Problem details: Every line with the string "Manufacturing" should be copied from the data.

Data extract:
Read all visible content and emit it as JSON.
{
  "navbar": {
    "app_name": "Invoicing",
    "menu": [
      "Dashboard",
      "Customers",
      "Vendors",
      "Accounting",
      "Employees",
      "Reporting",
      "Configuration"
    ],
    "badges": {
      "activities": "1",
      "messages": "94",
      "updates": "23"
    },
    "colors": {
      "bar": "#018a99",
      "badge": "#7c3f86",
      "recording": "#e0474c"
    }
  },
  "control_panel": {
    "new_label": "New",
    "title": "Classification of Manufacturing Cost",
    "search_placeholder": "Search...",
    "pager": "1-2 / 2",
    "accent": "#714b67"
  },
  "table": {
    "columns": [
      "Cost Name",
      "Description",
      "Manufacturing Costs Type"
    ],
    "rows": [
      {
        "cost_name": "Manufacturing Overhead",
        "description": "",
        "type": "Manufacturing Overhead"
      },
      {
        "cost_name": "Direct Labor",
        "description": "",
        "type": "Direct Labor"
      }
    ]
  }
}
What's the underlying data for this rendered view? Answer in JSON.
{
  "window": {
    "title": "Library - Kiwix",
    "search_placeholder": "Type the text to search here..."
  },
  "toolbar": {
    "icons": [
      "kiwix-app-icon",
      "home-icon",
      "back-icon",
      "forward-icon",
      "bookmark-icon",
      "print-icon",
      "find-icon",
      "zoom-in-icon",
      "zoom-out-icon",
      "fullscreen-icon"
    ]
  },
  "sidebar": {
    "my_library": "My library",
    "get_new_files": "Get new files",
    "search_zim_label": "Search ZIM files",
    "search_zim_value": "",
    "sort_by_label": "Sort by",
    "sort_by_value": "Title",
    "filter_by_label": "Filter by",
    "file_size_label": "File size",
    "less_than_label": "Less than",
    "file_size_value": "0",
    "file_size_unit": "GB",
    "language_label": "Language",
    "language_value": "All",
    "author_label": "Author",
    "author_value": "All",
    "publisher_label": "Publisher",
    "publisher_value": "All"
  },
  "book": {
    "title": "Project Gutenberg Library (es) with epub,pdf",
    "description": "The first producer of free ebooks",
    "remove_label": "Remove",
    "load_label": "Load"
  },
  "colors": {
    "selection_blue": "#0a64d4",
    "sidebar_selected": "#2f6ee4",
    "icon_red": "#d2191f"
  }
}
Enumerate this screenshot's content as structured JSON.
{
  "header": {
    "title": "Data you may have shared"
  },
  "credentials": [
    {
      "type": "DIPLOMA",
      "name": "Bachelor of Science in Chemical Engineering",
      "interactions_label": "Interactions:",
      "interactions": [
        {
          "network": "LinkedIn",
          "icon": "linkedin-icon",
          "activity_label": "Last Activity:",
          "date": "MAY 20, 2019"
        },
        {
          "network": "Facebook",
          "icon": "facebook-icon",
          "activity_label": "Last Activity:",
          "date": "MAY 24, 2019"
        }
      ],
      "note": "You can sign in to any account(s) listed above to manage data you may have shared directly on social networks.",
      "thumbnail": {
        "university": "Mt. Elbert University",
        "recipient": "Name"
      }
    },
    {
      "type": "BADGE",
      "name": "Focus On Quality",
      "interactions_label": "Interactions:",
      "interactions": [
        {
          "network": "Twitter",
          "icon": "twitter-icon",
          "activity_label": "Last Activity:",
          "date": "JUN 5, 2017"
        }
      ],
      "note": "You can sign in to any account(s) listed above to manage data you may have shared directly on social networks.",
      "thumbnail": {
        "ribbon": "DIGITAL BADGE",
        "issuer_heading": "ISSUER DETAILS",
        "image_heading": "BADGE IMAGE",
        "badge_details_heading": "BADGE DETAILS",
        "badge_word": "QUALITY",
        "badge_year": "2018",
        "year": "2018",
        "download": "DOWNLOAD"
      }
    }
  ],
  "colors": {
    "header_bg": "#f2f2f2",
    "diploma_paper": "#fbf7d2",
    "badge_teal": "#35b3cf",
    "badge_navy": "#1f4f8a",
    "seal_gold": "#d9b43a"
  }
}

Task result:
    "title": "Classification of Manufacturing Cost",
      "Manufacturing Costs Type"
        "cost_name": "Manufacturing Overhead",
        "type": "Manufacturing Overhead"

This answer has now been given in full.